Midwest Living Review
At first glance, Rockton Inn looks like a nice, clean small-town bar. Beer banners hang outside. Patrons are watching football games on multiple TVs inside. But ask to be seated in the upstairs dining room, and you'll get to sample some of the masterful sauces and fine culinary techniques of a French chef. Pascal Cornieux was born in the Loire Valley and trained in cooking schools throughout France before landing in the little Midwestern town of Rockton. As you scan the menu, look for a sauce that interests you -- a creamy mushroom Chardonnay, a cognac peppercorn, or perhaps a Lobster burgundy. Then choose your protein carefully -- stay away from seafood (remember, you're in rural Illinois); the beef selections are best. One standout: the ribeye Napolean ($22), with a filet substituted for the ribeye. Enjoy the tender melt-in-your-mouth beef with a shrimp/crabmeat/herbed cheese topping swimming in a cognac-peppercorn sauce. Lighter fare is way beyond typical pub grub.

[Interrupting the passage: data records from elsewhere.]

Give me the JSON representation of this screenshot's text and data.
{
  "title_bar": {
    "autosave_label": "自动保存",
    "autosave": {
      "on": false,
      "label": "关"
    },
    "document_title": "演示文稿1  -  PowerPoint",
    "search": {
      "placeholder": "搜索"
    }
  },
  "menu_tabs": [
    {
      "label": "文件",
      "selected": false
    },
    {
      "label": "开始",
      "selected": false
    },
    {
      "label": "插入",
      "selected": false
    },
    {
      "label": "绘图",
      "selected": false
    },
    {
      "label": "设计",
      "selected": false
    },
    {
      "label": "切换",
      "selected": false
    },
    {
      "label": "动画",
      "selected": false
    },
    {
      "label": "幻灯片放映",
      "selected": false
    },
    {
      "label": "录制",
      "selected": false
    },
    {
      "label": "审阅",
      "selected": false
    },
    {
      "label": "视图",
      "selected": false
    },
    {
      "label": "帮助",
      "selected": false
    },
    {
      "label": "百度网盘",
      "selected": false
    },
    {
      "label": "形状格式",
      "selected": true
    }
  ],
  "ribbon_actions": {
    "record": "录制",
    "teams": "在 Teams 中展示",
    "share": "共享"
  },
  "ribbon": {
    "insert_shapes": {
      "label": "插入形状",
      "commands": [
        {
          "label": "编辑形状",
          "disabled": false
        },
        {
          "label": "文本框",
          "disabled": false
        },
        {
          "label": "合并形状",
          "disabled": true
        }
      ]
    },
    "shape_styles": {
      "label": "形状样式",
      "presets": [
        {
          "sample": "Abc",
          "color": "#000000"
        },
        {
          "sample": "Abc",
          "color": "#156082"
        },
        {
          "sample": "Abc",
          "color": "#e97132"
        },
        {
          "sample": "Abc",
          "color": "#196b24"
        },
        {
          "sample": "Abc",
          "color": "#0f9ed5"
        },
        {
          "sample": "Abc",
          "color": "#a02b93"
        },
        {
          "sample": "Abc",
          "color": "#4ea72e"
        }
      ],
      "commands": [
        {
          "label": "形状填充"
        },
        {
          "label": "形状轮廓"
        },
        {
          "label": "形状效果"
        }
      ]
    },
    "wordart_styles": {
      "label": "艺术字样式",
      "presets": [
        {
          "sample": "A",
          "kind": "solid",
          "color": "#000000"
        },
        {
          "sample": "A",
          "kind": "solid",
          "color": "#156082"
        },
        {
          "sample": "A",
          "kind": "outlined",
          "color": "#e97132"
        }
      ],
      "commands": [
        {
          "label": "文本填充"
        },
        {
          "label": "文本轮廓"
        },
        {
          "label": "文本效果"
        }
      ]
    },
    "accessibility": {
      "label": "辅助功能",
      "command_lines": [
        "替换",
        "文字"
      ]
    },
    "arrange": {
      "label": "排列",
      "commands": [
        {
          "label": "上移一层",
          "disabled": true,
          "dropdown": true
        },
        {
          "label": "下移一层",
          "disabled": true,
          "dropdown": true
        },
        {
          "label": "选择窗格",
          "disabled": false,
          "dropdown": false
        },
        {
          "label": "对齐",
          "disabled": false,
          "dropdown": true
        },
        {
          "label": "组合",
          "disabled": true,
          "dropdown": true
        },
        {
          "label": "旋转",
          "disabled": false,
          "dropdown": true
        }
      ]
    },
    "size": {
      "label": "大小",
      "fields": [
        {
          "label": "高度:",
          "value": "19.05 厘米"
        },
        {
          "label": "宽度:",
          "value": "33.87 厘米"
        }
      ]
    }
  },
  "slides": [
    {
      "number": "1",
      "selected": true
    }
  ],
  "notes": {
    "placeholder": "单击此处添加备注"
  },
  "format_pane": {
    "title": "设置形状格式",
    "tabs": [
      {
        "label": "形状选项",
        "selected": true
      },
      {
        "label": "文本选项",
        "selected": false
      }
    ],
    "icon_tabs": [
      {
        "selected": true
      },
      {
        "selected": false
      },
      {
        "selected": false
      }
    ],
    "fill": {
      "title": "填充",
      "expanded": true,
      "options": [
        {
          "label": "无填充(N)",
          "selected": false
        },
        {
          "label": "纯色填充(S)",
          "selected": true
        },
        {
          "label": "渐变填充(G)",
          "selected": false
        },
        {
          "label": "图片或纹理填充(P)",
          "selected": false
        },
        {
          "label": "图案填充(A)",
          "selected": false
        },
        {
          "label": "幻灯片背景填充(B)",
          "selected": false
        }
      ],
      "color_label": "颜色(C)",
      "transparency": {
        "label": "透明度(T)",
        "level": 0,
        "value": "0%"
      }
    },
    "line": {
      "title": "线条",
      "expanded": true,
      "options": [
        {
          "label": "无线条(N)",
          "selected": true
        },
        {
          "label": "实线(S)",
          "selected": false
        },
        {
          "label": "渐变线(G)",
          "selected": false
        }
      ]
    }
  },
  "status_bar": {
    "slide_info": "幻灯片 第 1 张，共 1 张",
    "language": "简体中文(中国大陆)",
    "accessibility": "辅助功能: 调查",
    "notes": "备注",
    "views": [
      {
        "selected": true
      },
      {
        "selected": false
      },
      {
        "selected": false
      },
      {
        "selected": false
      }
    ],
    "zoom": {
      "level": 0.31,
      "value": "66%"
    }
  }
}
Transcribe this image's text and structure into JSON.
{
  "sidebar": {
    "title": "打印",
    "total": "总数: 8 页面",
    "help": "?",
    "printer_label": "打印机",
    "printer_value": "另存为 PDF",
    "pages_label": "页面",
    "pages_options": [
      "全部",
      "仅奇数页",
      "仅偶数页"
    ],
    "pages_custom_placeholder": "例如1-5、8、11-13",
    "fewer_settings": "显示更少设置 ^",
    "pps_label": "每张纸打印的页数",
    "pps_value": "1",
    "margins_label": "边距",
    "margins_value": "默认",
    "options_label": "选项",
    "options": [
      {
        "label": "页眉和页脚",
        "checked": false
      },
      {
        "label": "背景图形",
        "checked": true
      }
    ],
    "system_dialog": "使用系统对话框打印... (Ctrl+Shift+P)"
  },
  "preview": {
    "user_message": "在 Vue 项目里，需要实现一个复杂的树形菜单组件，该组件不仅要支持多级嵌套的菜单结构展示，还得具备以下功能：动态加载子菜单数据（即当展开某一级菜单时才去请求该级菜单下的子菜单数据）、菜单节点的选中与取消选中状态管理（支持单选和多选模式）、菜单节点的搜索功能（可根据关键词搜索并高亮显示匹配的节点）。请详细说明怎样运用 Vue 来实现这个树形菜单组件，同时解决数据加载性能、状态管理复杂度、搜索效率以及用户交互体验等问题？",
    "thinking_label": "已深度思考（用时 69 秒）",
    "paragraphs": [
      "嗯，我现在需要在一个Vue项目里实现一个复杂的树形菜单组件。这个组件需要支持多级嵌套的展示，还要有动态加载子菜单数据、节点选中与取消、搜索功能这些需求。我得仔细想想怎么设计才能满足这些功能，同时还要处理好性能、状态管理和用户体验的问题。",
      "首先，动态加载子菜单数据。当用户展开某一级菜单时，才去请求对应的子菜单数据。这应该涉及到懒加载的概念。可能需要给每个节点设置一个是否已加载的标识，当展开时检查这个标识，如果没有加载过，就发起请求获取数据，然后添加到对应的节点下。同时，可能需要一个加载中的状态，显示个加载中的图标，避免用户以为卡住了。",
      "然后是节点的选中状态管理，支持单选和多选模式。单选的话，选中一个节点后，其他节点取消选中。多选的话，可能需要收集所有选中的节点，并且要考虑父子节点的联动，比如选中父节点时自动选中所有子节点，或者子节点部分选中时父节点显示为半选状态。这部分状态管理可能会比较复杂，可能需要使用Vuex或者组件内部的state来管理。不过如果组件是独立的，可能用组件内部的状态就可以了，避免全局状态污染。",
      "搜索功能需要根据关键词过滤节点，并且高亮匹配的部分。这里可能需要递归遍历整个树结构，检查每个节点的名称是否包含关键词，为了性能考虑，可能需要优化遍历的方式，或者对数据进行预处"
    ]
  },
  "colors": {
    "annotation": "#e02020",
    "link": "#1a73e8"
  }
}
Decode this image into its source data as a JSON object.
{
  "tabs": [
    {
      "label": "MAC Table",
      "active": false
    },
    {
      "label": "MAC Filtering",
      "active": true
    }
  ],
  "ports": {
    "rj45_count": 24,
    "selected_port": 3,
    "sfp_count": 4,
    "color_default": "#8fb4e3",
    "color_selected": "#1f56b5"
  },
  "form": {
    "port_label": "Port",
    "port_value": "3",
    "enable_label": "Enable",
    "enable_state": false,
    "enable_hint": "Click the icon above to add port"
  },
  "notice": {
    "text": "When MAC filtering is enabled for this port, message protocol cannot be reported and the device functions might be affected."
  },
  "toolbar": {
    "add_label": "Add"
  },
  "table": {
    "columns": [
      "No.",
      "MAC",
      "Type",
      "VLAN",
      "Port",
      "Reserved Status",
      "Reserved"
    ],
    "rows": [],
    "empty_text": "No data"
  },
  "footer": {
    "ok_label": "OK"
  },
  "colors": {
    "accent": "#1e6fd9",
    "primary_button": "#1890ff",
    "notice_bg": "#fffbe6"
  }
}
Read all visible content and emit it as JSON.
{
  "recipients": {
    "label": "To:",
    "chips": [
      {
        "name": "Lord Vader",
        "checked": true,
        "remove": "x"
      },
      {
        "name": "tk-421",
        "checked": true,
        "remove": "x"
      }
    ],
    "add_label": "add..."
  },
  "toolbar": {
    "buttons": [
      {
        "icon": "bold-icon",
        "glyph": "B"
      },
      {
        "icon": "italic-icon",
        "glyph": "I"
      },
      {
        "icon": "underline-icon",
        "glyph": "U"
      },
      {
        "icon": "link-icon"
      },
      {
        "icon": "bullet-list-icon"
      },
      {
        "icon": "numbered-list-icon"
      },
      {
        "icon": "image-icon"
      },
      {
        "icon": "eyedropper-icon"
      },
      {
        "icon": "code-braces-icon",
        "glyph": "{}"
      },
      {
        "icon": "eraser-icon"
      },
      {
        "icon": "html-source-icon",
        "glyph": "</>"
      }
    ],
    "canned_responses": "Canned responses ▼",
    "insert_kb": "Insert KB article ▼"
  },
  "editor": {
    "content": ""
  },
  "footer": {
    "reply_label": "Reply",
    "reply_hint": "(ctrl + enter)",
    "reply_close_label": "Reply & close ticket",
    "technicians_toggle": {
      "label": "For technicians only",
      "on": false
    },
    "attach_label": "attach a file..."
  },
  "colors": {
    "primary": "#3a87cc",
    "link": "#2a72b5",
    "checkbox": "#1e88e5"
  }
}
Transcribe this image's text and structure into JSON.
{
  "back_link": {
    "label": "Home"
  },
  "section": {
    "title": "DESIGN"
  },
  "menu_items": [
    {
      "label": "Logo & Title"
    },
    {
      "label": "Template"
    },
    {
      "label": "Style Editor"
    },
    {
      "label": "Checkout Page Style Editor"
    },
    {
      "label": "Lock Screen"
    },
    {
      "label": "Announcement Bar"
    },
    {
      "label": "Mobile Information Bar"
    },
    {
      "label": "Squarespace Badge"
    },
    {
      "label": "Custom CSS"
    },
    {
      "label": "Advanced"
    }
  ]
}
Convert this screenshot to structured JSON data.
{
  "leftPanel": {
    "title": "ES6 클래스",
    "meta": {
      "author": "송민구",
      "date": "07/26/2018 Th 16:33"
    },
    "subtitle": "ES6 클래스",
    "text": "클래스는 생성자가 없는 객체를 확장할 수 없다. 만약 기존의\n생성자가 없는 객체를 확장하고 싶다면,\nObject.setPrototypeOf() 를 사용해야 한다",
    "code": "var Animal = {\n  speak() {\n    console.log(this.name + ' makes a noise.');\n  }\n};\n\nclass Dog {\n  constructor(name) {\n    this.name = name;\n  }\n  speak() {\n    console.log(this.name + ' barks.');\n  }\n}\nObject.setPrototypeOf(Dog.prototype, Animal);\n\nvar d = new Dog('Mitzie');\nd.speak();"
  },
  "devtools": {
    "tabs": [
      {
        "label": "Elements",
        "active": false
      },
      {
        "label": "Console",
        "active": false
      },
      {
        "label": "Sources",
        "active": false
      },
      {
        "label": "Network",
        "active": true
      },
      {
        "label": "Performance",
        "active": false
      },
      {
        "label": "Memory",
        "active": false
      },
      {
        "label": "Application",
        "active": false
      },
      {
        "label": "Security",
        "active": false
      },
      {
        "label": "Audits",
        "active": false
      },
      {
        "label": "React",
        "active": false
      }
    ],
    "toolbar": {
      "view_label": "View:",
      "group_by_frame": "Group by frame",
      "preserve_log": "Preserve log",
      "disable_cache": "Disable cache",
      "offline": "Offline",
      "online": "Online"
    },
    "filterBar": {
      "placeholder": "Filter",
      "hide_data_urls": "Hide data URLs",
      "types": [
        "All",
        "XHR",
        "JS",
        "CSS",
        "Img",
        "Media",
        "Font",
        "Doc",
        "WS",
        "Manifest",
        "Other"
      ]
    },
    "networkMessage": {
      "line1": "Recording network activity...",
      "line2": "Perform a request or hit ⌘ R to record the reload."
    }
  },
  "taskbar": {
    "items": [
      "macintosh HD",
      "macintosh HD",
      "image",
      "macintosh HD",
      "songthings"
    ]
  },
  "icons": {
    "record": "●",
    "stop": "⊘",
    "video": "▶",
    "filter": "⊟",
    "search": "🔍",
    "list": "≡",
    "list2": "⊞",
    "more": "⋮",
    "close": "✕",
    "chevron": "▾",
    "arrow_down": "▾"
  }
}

French-style onion soup ($4) with a deep, hearty broth allows you to taste what French onion soup is supposed to be. The Rockton Inn salad ($7) is a complex melody of textures and tastes, blue cheese and bacon crumbles with olives and onions and a Tuscan balsamic vinaigrette over a crispy bed of iceberg lettuce (don't be turned off by the iceberg lettuce, Cornieux uses it for a reason). The steak sandwich ($9) gives you a chance to taste the peppercorn sauce, with a side of Parmesan-herb pommes frites. If you're in the Rockton area and you're curious to taste what a French chef can do, Rockton Inn can be a fun, unexpected dining experience.